By Lindsay Rennick, Contributing Writer

The current United States criminal justice system has managed to avoid following the constitution. Over 97 percent of the prisoners in the U.S. prison system today are there without ever standing before a jury for a trial, according to the Bureau of Justice Statistics. This statistic shows a sharp contrast from the Sixth Amendment, which states, “In all criminal prosecutions, the accused shall enjoy the right to a speedy and public trial.”

Of America’s over two million prisoners, few have been able to partake in this right that was promised to all citizens of the United States. Citizens facing charges are strongly encouraged by their attorneys to take plea bargains. A plea bargain ensures that if a defendant admits to their supposed crimes, they will receive a shorter sentence than if they went to trial and were found guilty. In other words, if a defendant uses their right to a trial by jury they will be punished with a longer sentence. Our justice system is rewarding people for not partaking in the rights that are promised to everyone in the United States.

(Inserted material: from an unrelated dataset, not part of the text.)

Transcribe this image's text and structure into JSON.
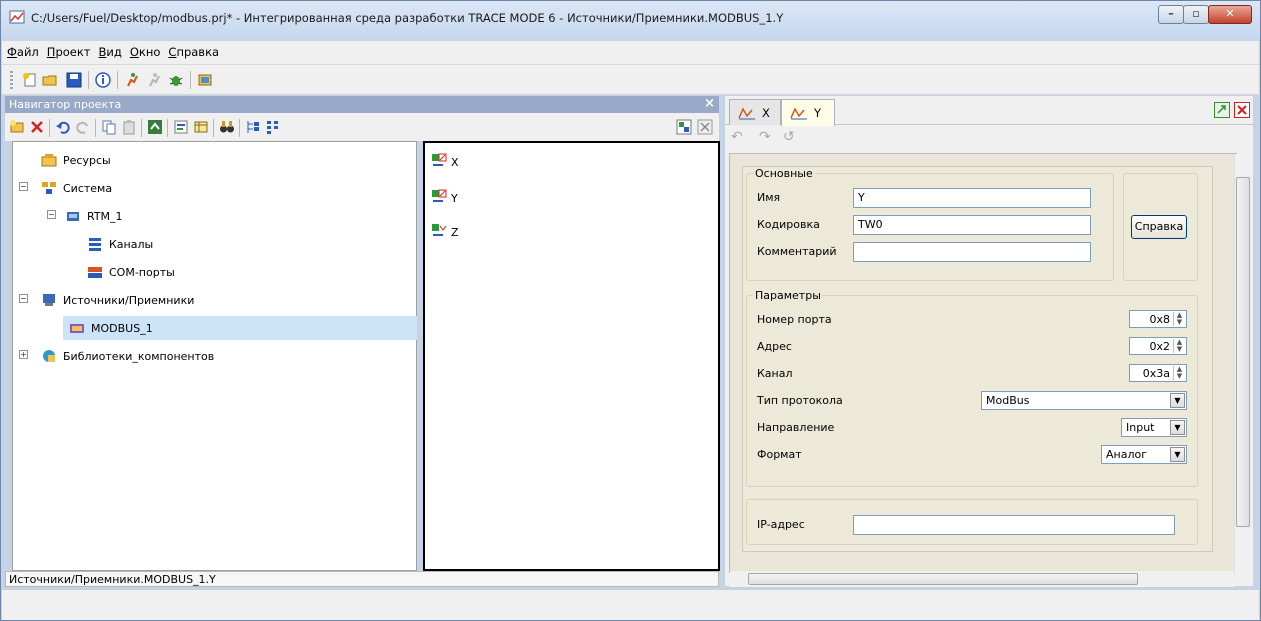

While the benefits that come with the plea bargain are numerous, they are not beneficial for all parties involved. Plea bargains save the time and cost of lawyers who would have to be in court with their client. Judges are saved time since they are not present during the negotiations of the bargain. Plea bargains have traditionally promised privacy for all involved; the prosecution is not mandated to report the process of how the deal was reached to anyone. The bottom line is that plea bargains save everyone time and money. When plea bargains are agreed to, the United States no longer is responsible for paying for trials. The defendant is rewarded for their compliance to these budget cuts with a shorter sentence.

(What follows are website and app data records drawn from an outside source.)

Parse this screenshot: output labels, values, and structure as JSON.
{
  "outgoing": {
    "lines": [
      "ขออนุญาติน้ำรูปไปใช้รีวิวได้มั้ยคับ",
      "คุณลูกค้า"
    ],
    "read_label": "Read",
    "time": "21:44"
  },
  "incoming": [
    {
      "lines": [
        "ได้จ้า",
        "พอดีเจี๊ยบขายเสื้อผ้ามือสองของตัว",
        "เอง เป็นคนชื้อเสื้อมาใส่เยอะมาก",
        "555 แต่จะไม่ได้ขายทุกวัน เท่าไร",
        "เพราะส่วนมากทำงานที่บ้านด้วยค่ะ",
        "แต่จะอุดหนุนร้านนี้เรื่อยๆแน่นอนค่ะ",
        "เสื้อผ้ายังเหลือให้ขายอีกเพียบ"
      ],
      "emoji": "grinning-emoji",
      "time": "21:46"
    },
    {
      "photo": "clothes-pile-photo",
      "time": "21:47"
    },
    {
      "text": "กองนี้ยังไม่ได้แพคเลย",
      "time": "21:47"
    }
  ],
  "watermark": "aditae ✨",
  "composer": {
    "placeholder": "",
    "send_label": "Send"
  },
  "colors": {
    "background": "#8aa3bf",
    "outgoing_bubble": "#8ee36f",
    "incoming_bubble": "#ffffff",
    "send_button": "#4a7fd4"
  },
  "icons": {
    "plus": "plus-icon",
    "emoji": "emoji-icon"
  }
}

As plea bargains become the status quo, we, as a nation, communicate that we do not think that justice is worth the time and money it requires. Our lack of outrage shows that we are okay with our fellow Americans being punished for demanding their rights as citizens of the U.S.

Every day people are pressured into admitting to crimes they may or may not have committed in the name of convenience. William G. Otis, a former Appellate Division chief at the U.S. attorney’s office, explained that “the squeezed economics of the system virtually demand that almost all cases be processed by watered-down negotiation rather than by trial.” People are not sentenced by a judge and jury as is ensured to each citizen by the constitution, but rather by lawyers looking for a quick seal of approval by an uninvolved judge.

We, as a nation, must reevaluate how our justice system is organized. Do we see the normalization of the plea bargain as an obstruction of justice or as an easy way to save our time and resources? Do we agree that people should be punished for exercising their constitutional rights to a trial and be rewarded for foregoing it? We must decide if the lives of those found on the wrong side of the justice system are worth fighting for and advocating on behalf of, or if they should be swallowed by our broken judicial process.